▸ TASK DESCRIPTION:
All lines below must be repeated exactly, with the pictures omitted.

------------------------------------------------

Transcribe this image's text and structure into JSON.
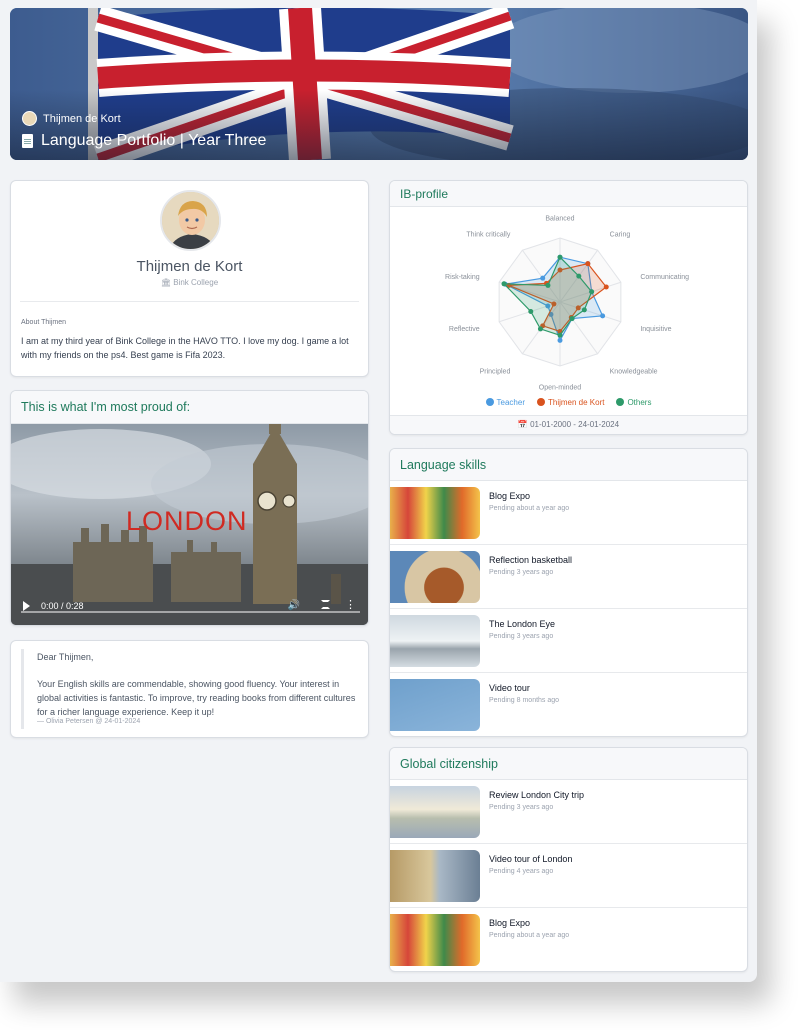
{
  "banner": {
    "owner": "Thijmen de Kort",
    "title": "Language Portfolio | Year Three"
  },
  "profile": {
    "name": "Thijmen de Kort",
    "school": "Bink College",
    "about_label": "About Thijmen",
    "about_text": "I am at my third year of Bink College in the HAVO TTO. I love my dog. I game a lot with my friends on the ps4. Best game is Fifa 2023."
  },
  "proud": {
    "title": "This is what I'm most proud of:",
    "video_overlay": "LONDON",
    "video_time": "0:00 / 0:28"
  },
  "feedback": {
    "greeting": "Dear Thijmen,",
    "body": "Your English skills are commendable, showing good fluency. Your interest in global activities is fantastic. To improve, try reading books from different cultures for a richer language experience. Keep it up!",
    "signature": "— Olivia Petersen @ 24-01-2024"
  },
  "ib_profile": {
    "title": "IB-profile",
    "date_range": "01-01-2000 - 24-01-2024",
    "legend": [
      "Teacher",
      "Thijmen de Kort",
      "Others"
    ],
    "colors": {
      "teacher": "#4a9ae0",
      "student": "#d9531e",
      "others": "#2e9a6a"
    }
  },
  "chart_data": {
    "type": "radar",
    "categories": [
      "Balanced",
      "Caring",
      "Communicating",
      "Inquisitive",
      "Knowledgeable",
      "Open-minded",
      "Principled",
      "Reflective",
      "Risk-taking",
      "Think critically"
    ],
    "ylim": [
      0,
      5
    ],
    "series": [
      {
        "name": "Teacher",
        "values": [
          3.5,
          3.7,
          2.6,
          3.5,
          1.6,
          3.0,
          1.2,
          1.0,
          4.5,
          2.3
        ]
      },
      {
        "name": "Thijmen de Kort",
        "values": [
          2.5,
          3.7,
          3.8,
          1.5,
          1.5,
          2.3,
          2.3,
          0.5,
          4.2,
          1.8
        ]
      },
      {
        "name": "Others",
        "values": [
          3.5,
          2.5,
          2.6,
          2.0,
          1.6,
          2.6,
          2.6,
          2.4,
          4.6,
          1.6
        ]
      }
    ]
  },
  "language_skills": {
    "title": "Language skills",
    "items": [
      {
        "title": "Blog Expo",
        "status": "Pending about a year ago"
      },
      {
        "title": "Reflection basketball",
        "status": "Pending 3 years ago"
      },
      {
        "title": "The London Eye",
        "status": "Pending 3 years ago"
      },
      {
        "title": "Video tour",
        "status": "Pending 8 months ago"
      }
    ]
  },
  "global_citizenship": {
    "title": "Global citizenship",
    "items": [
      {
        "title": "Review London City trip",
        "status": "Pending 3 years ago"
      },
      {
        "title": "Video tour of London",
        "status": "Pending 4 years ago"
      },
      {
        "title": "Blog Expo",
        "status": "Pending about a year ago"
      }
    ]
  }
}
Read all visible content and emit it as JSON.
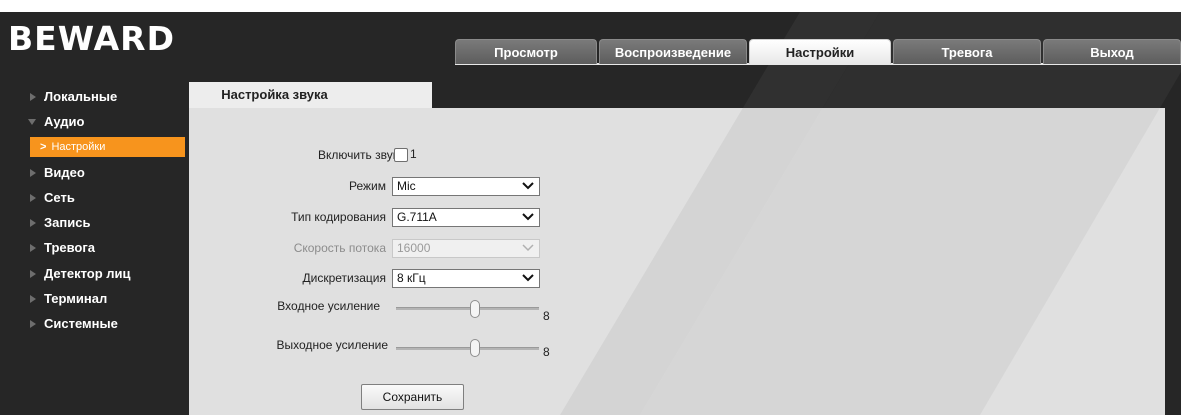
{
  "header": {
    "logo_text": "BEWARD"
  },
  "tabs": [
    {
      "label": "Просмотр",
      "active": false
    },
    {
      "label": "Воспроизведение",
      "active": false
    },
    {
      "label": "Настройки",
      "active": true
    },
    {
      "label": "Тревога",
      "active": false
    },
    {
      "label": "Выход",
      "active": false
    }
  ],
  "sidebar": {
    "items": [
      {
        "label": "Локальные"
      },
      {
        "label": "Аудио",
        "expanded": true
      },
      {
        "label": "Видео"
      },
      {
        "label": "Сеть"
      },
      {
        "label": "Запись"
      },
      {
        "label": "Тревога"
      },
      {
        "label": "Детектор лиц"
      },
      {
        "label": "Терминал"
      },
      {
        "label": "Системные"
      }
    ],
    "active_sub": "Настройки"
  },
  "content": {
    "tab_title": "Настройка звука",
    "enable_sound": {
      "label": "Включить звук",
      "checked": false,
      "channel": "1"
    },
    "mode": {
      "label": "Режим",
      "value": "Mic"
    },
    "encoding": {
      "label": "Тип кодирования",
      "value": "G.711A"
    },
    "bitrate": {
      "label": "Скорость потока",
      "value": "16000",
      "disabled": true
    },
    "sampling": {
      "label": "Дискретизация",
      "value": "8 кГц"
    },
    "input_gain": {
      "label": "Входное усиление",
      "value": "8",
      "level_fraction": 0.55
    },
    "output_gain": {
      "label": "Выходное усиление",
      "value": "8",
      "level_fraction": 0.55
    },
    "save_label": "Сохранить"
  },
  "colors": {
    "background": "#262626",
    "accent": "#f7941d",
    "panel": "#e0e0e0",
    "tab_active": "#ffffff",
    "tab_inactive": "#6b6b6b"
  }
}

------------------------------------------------

▸ SOLUTION TO THIS EXERCISE:
Transcribe this image's text and structure into JSON.
{
  "banner": {
    "owner": "Thijmen de Kort",
    "title": "Language Portfolio | Year Three"
  },
  "profile": {
    "name": "Thijmen de Kort",
    "school": "Bink College",
    "about_label": "About Thijmen",
    "about_text": "I am at my third year of Bink College in the HAVO TTO. I love my dog. I game a lot with my friends on the ps4. Best game is Fifa 2023."
  },
  "proud": {
    "title": "This is what I'm most proud of:",
    "video_overlay": "LONDON",
    "video_time": "0:00 / 0:28"
  },
  "feedback": {
    "greeting": "Dear Thijmen,",
    "body": "Your English skills are commendable, showing good fluency. Your interest in global activities is fantastic. To improve, try reading books from different cultures for a richer language experience. Keep it up!",
    "signature": "— Olivia Petersen @ 24-01-2024"
  },
  "ib_profile": {
    "title": "IB-profile",
    "date_range": "01-01-2000 - 24-01-2024",
    "legend": [
      "Teacher",
      "Thijmen de Kort",
      "Others"
    ],
    "colors": {
      "teacher": "#4a9ae0",
      "student": "#d9531e",
      "others": "#2e9a6a"
    }
  },
  "chart_data": {
    "type": "radar",
    "categories": [
      "Balanced",
      "Caring",
      "Communicating",
      "Inquisitive",
      "Knowledgeable",
      "Open-minded",
      "Principled",
      "Reflective",
      "Risk-taking",
      "Think critically"
    ],
    "ylim": [
      0,
      5
    ],
    "series": [
      {
        "name": "Teacher",
        "values": [
          3.5,
          3.7,
          2.6,
          3.5,
          1.6,
          3.0,
          1.2,
          1.0,
          4.5,
          2.3
        ]
      },
      {
        "name": "Thijmen de Kort",
        "values": [
          2.5,
          3.7,
          3.8,
          1.5,
          1.5,
          2.3,
          2.3,
          0.5,
          4.2,
          1.8
        ]
      },
      {
        "name": "Others",
        "values": [
          3.5,
          2.5,
          2.6,
          2.0,
          1.6,
          2.6,
          2.6,
          2.4,
          4.6,
          1.6
        ]
      }
    ]
  },
  "language_skills": {
    "title": "Language skills",
    "items": [
      {
        "title": "Blog Expo",
        "status": "Pending about a year ago"
      },
      {
        "title": "Reflection basketball",
        "status": "Pending 3 years ago"
      },
      {
        "title": "The London Eye",
        "status": "Pending 3 years ago"
      },
      {
        "title": "Video tour",
        "status": "Pending 8 months ago"
      }
    ]
  },
  "global_citizenship": {
    "title": "Global citizenship",
    "items": [
      {
        "title": "Review London City trip",
        "status": "Pending 3 years ago"
      },
      {
        "title": "Video tour of London",
        "status": "Pending 4 years ago"
      },
      {
        "title": "Blog Expo",
        "status": "Pending about a year ago"
      }
    ]
  }
}
Read all visible content and emit it as JSON.
{
  "header": {
    "logo_text": "BEWARD"
  },
  "tabs": [
    {
      "label": "Просмотр",
      "active": false
    },
    {
      "label": "Воспроизведение",
      "active": false
    },
    {
      "label": "Настройки",
      "active": true
    },
    {
      "label": "Тревога",
      "active": false
    },
    {
      "label": "Выход",
      "active": false
    }
  ],
  "sidebar": {
    "items": [
      {
        "label": "Локальные"
      },
      {
        "label": "Аудио",
        "expanded": true
      },
      {
        "label": "Видео"
      },
      {
        "label": "Сеть"
      },
      {
        "label": "Запись"
      },
      {
        "label": "Тревога"
      },
      {
        "label": "Детектор лиц"
      },
      {
        "label": "Терминал"
      },
      {
        "label": "Системные"
      }
    ],
    "active_sub": "Настройки"
  },
  "content": {
    "tab_title": "Настройка звука",
    "enable_sound": {
      "label": "Включить звук",
      "checked": false,
      "channel": "1"
    },
    "mode": {
      "label": "Режим",
      "value": "Mic"
    },
    "encoding": {
      "label": "Тип кодирования",
      "value": "G.711A"
    },
    "bitrate": {
      "label": "Скорость потока",
      "value": "16000",
      "disabled": true
    },
    "sampling": {
      "label": "Дискретизация",
      "value": "8 кГц"
    },
    "input_gain": {
      "label": "Входное усиление",
      "value": "8",
      "level_fraction": 0.55
    },
    "output_gain": {
      "label": "Выходное усиление",
      "value": "8",
      "level_fraction": 0.55
    },
    "save_label": "Сохранить"
  },
  "colors": {
    "background": "#262626",
    "accent": "#f7941d",
    "panel": "#e0e0e0",
    "tab_active": "#ffffff",
    "tab_inactive": "#6b6b6b"
  }
}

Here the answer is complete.